“In this, my life became the shot
put and a collection of those moments when the dream is at its most brilliant,
in that instant when you try to connect with heaven and nirvana and that deep
place within you where all of your motivations, desires and instincts reside,
that deep well of power we can all tap into if we focus long enough and hard
enough. That’s what I loved about throwing. That instant burst, like lightning.
The sudden release of all that pent-up energy and desire. And then, hopefully,
the thunder in the stands.”
When he competed, there was thunder in the stands, and thunder in the ring. Much as Parry O’Brien had done some 20 plus years before, Brian Oldfield would revolutionize the shot put. He not only took the event to new levels, but he put his own, unique trademark on it.

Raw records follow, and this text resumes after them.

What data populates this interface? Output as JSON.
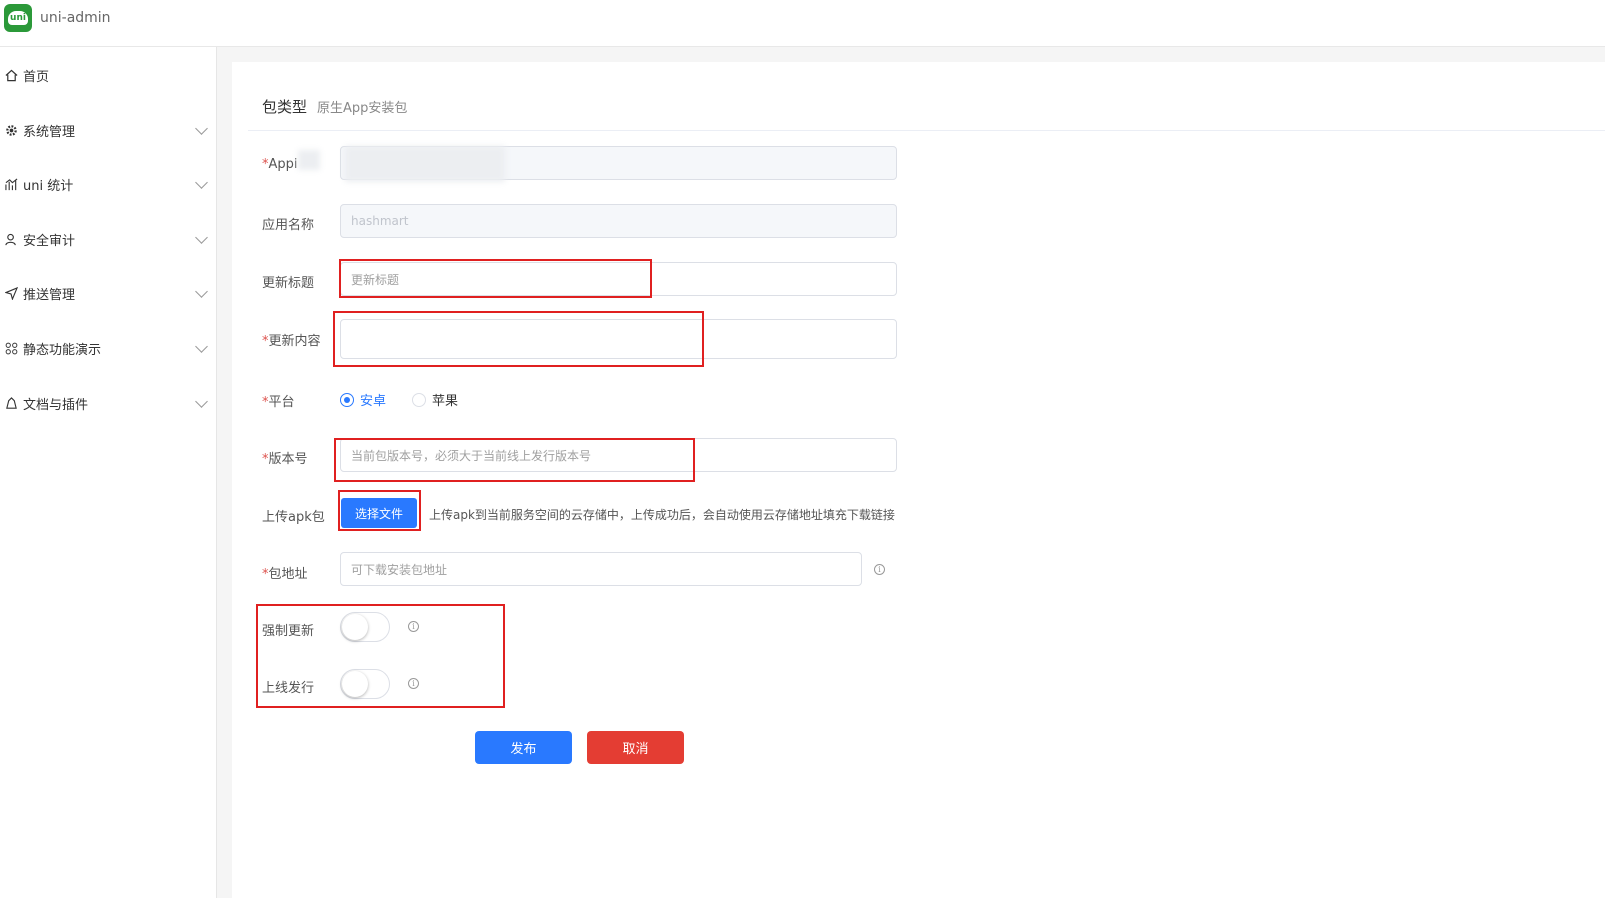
{
  "app": {
    "logo_text": "uni",
    "title": "uni-admin"
  },
  "sidebar": {
    "items": [
      {
        "label": "首页",
        "icon": "home-icon",
        "expandable": false
      },
      {
        "label": "系统管理",
        "icon": "gear-icon",
        "expandable": true
      },
      {
        "label": "uni 统计",
        "icon": "chart-icon",
        "expandable": true
      },
      {
        "label": "安全审计",
        "icon": "user-icon",
        "expandable": true
      },
      {
        "label": "推送管理",
        "icon": "send-icon",
        "expandable": true
      },
      {
        "label": "静态功能演示",
        "icon": "grid-icon",
        "expandable": true
      },
      {
        "label": "文档与插件",
        "icon": "plugin-icon",
        "expandable": true
      }
    ]
  },
  "form": {
    "header": {
      "label": "包类型",
      "value": "原生App安装包"
    },
    "appid": {
      "label": "Appi",
      "required": true
    },
    "app_name": {
      "label": "应用名称",
      "value": "hashmart"
    },
    "update_title": {
      "label": "更新标题",
      "placeholder": "更新标题"
    },
    "update_content": {
      "label": "更新内容",
      "required": true,
      "value": ""
    },
    "platform": {
      "label": "平台",
      "required": true,
      "options": [
        "安卓",
        "苹果"
      ],
      "selected": "安卓"
    },
    "version": {
      "label": "版本号",
      "required": true,
      "placeholder": "当前包版本号，必须大于当前线上发行版本号"
    },
    "upload": {
      "label": "上传apk包",
      "button": "选择文件",
      "hint": "上传apk到当前服务空间的云存储中，上传成功后，会自动使用云存储地址填充下载链接"
    },
    "url": {
      "label": "包地址",
      "required": true,
      "placeholder": "可下载安装包地址"
    },
    "force_update": {
      "label": "强制更新",
      "on": false
    },
    "online": {
      "label": "上线发行",
      "on": false
    },
    "submit_label": "发布",
    "cancel_label": "取消"
  },
  "colors": {
    "primary": "#2979ff",
    "danger": "#e43d33",
    "highlight": "#e02020",
    "logo": "#2b9939"
  }
}
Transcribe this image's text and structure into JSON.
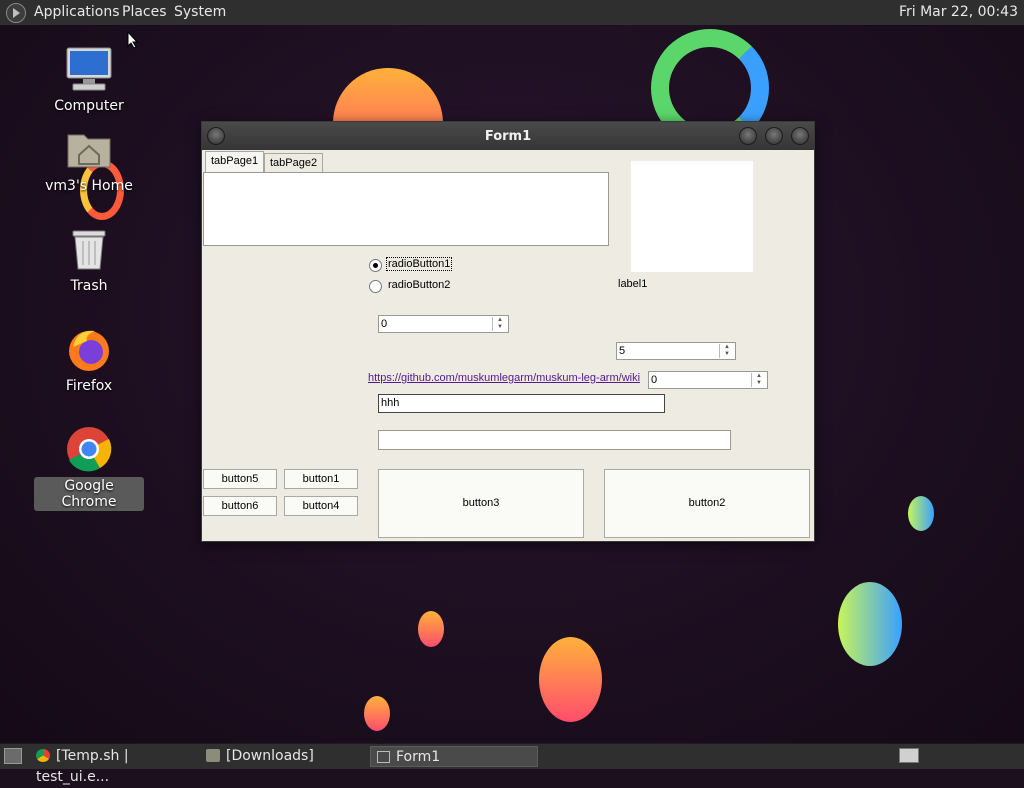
{
  "top_panel": {
    "menus": [
      "Applications",
      "Places",
      "System"
    ],
    "clock": "Fri Mar 22, 00:43"
  },
  "desktop_icons": [
    {
      "label": "Computer",
      "icon": "computer-icon"
    },
    {
      "label": "vm3's Home",
      "icon": "home-folder-icon"
    },
    {
      "label": "Trash",
      "icon": "trash-icon"
    },
    {
      "label": "Firefox",
      "icon": "firefox-icon"
    },
    {
      "label": "Google Chrome",
      "icon": "chrome-icon"
    }
  ],
  "window": {
    "title": "Form1",
    "tabs": [
      "tabPage1",
      "tabPage2"
    ],
    "radio1": "radioButton1",
    "radio2": "radioButton2",
    "radio1_checked": true,
    "spin1": "0",
    "spin2": "5",
    "spin3": "0",
    "link": "https://github.com/muskumlegarm/muskum-leg-arm/wiki",
    "textbox1": "hhh",
    "textbox2": "",
    "label1": "label1",
    "buttons": {
      "button1": "button1",
      "button2": "button2",
      "button3": "button3",
      "button4": "button4",
      "button5": "button5",
      "button6": "button6"
    }
  },
  "taskbar": {
    "items": [
      "[Temp.sh | test_ui.e...",
      "[Downloads]",
      "Form1"
    ],
    "active": "Form1"
  }
}
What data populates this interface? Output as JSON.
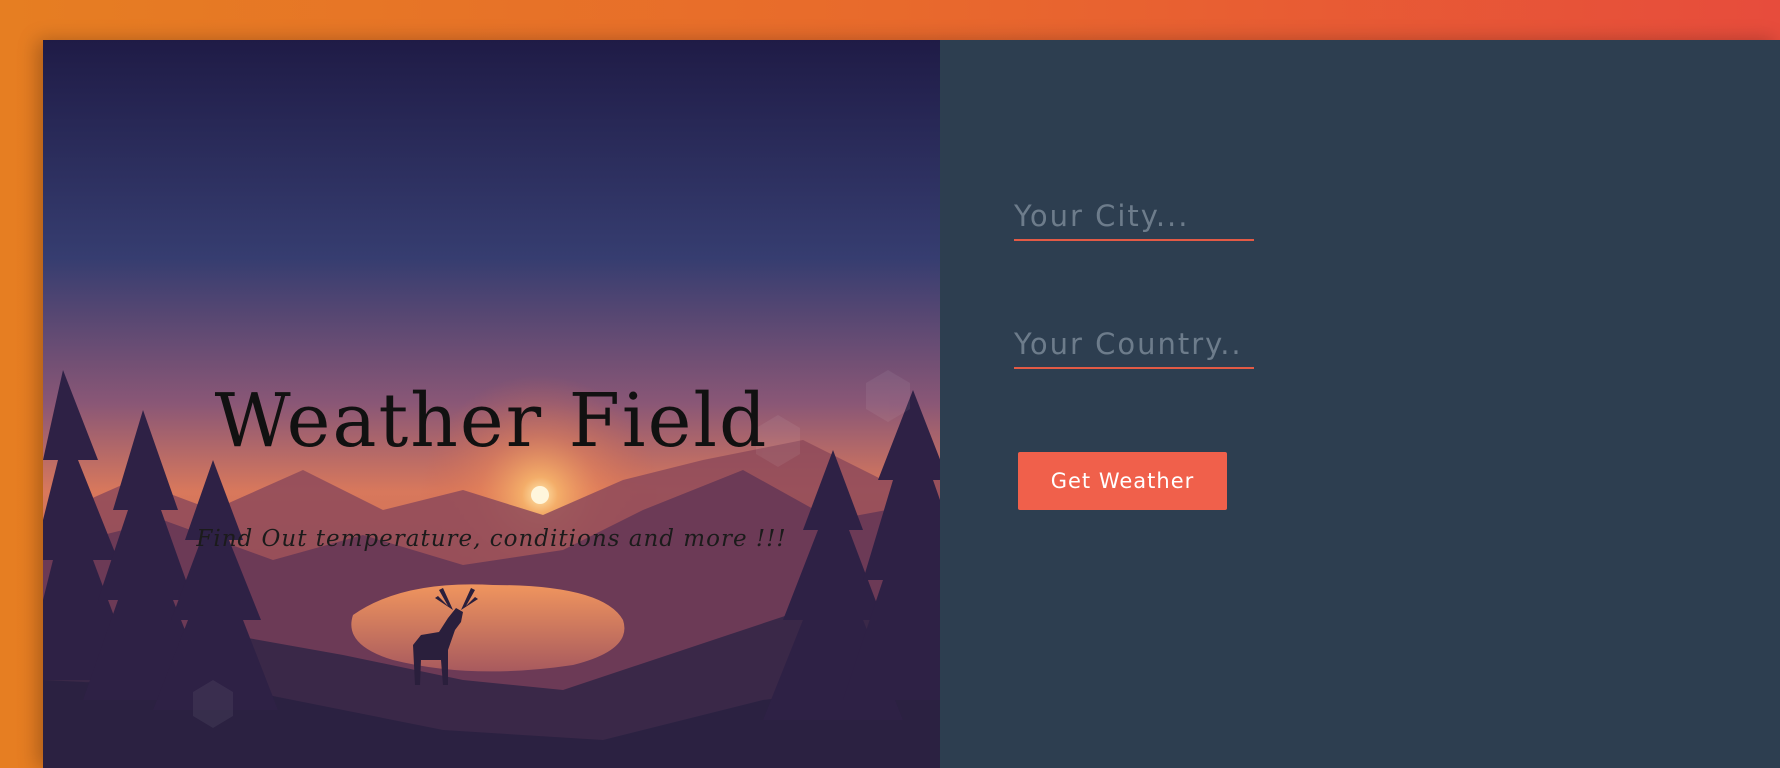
{
  "hero": {
    "title": "Weather Field",
    "subtitle": "Find Out temperature, conditions and more !!!",
    "image": "sunset-lake-deer-illustration"
  },
  "form": {
    "city_placeholder": "Your City...",
    "country_placeholder": "Your Country..",
    "submit_label": "Get Weather"
  },
  "colors": {
    "background_gradient_start": "#e67e22",
    "background_gradient_end": "#e74c3c",
    "panel": "#2d3e50",
    "accent": "#f0604b",
    "field_underline": "#e35a45"
  }
}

Coming out of Middle Tennessee State, he was a 1972 Olympian, with teammates like George Woods and Jay Silvester. But for Brian, his greatest moment would come later. A competitor in events like the highland games, and televisions “Superstars”, he made the decision after the 1972 Munich games to turn professional, and became a part of the ill-fated International Track Association. While the venture may have failed, it was certainly not due to Brian’s efforts.
He was the first man to crack the 72’, 73’, 74’ and 75’ barriers, distances that in the middle 1970’s were unheard of. But you won’t find his name in any “official” record books. While these show names like Baryshnikov, Timmerman and Andrei as eclipsing these milestones, it was Oldfield who didn’t just break them, he shattered them.
Always a colorful figure, both in and out of the ring, his rotational style was a dominant force in changing the landscape of shot putting forever. Although not the first to try is, he certainly was the first to make it work. His methods, shot putting with the Big O, would influence more than one generation of shot putter, and forever make him the icon of the rotational style.
Today, some 30 years later, his 75’ throw in May of 1975 is still among the 5 longest throws ever in the event. And it took 12 years for anyone else to “officially” break it.